Qualifying Tenants, is this ok?

2 Replies

Hi All,

Currently looking for new tenants as my current ones gave me the notice that they will be out at the end of July. I've been getting a steady steam off hits off of craigs list and zillow, and I just showed the unit to a prospect yesterday. I have some reservations, and would like to share and discuss with the veterans of this forum. :)

First thing is that the prospect showed up before the scheduled time. To me this was good because it means she's serious and she seemed very professional overall, but as we were walking through she gave me the 'I have to be honest speech'. Apparently her ex husband and her were evicted from a place like 5 years ago. According to her it was actually more on the ex and her eviction charge was 'dismissed'. So that definitely produced some red flags off the start. However the more I talked to her the more it seemed like maybe she was in a bad situation.

The current place her and her fiance have been at for the past 4 years has a good housing reference. According to the landlord they've never missed a payment and that's good news, right? I have a few more reservations though.

She said that she owns a cleaning business and her fiance works in construction and also sub contracts. On the application she wrote that she makes 3000$/month and then the finace makes 8000$/month. My gut doesn't believe this because she only provided one pay stub for both her and the fiance. How do I know these weren't one time deals?

So now we get to the question. :) I'm still considering this family, but obviously my gut is telling me no. I feel like if I could ask for tax returns of 2017 and maybe a recent bank statement to truly see their financials, I'd feel better, butttt is this legal to ask for?

I just want to make sure I'm not crossing any legal lines by asking for too much, but again part of me wants to believe maybe she just was in a bad situation now they are just getting on track. If they produce almost 11K a month, I'd think I'd be good. Especially with the good housing reference, right?

What do ya'll think? I would appreciate your feedback! Thanks!!

Follow your gut and say no. It's probably better both financially and psychologically to have the unit sit empty for a little longer while screening for an excellent tenant than to place a bad one in it.

As for legalities, I cannot really comment on what is legal in your area as I am not licensed there nor am I an attorney. I would suggest you read your local Landlord/Tenant act to further your knowledge on this subject and possibly consult an attorney for more specific questions.

I would do a comprehensive screening report (credit+criminal+eviction) for each of them to get a better idea of what kind of renters they will be! There is plenty of free landlord software out there that can provide you with a comprehensive report of your applicant. If you need any recommendations, feel free to PM! 

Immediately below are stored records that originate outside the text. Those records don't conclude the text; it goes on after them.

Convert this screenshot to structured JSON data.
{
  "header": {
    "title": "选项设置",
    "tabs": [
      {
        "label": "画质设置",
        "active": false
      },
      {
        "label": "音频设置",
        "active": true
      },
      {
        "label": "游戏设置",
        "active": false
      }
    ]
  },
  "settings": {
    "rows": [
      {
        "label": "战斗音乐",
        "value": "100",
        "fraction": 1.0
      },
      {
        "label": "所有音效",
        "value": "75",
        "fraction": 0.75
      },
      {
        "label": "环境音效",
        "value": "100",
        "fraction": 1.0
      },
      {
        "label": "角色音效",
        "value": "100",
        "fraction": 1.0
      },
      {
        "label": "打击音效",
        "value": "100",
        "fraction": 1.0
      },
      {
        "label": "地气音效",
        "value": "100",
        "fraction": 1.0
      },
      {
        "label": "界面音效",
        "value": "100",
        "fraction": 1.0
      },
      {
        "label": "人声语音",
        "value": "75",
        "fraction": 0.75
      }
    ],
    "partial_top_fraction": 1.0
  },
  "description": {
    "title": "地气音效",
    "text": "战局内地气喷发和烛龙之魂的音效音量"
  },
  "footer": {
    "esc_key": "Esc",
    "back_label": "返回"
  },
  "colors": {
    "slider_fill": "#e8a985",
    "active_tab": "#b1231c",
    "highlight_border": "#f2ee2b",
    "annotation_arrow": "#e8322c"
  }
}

I have to agree with Bob that it's better to have the unit sit empty a little bit longer than to end up with someone you have to evict. I also would look at the landlord-tenant laws for your area in order to determine if it is legal or not to ask for that documentation. 

Best of luck!